Telemarketers are well aware of the Personal Identifier Question (PIQ) and recent changes in rules regarding the PIQ have caused somewhat of a debate in the industry. The personal identifier question was the primary verifier for BPA that telemarketers in fact spoke with the person on the file sent for audit. While some in the industry believe it is a waste of time, others feel it is an important verifier that improves the quality of the data captured.
Since recordings rules were implemented by BPA, the PIQ was asked only for subscribers that didn't want to be recorded. The PIQ was not intended to ask something that was too personal or sensitive, yet simply to verify for certain that the person on the phone was indeed the named person. The challenge in the development of this question is that not everyone agrees on what qualifies as a sensitive question.
Regardless, advertisers are requesting assurances that the telemarketing requests are valid and the BPA board, as well as advisory committees felt that additional assurances could be made through recording all outbound telemarketing requests. Those rules went into effect just over five years ago.
The PIQ is not required if the conversation is recorded, which many felt would make the outbound calls less intrusive or invasive. Some Telemarketing vendors said they noticed an improved response rate after dropping the PIQ, and they also experienced reduced call times and costs associated with the telemarketing process. What happens, however, if the recordings are invalid or there are other problems? Could the PIQ eliminate challenges that could arise from such an obstacle?
BPA notes that the advantages to bringing in the call recording rule and taking out the PIQ is that telemarketers can now get multiple requests at the same location, which are captured and/or renewed in the same call. But there is some confusion regarding what BPA requires.

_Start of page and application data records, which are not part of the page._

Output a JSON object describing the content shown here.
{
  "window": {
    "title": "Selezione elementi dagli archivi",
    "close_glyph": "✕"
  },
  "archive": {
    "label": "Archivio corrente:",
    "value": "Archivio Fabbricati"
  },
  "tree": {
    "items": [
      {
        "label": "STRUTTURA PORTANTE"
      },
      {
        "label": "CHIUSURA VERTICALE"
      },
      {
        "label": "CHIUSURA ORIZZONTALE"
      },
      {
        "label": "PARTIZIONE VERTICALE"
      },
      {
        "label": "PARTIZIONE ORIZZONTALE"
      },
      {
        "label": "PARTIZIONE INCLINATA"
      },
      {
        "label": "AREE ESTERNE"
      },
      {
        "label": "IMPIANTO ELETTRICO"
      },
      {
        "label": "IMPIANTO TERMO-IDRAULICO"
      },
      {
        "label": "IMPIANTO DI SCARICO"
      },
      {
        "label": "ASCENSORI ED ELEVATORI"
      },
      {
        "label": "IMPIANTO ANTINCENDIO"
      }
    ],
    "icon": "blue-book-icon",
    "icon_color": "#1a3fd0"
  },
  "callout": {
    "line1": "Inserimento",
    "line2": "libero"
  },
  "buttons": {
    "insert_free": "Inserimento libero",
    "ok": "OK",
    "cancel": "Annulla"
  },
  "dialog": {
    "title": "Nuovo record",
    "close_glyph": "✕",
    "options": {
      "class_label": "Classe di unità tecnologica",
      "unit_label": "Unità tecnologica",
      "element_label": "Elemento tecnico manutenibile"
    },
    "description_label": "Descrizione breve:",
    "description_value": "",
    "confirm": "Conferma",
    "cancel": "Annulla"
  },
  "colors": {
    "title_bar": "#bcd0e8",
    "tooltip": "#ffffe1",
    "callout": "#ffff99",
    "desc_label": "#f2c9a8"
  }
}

Publishing executive, Nick Cavnar remarked that as far as auditing goes, "BPA rules do not state that the PIQ can be produced in place of a recording; only that a PIQ must still be asked if a subscriber refuses to be recorded." Furthermore, Cavnar said he was surprised that so many telemarketing companies and so many audience development professionals continue to ask the PIQ, believing that it provides a safeguard if there is a problem retrieving the recordings.
The PIQ has caused some concerns for telemarketers who have noticed among subscribers a growing sensitivity and concern about the PIQ information being misused. Some subscribers (very small at just less than 3 percent) prefer not to be recorded. If they are also wary of the PIQ, having a successful telemarketing transaction is certainly a struggle.
"Generally," added Cavnar, "I think the PIQ has been a waste of time for years … the PIQ turned out to be a small part of BPA's confirmation procedure. The auditors were basically going back through the whole script again to see if we had the right information for each subscriber."
Not all telemarketing vendors and Audience Development Managers agree with this approach. Some believe it's one more element that can make the renewal process verifiable, especially if a call recording falls short.
Jackie Dandoy with Cygnus, for instance, shared that there have been times where the call recording was lost or unusable. The ability to fall back on the PIQ question was invaluable. And, with the current BPA rules, she believes the PIQ should always be in use. It doesn't take that much time to ask a simple question and improves the validity of the call when completed.
Debbie Dumke with Cygnus agrees, "We use personal qualifier questions because it is a 'backup' way for the audit to verify a call if a recording is not available. For example, lost, deleted, not backed up, inaudible, equipment malfunction…all of which have happened to us on various projects and created trouble with audits." The company, however, does not use the PIQ if the magazine is not audited.
Write to us and let us know if you believe that the PIQ is something that should remain, as a safeguard, in every script, or should be eliminated once and for all.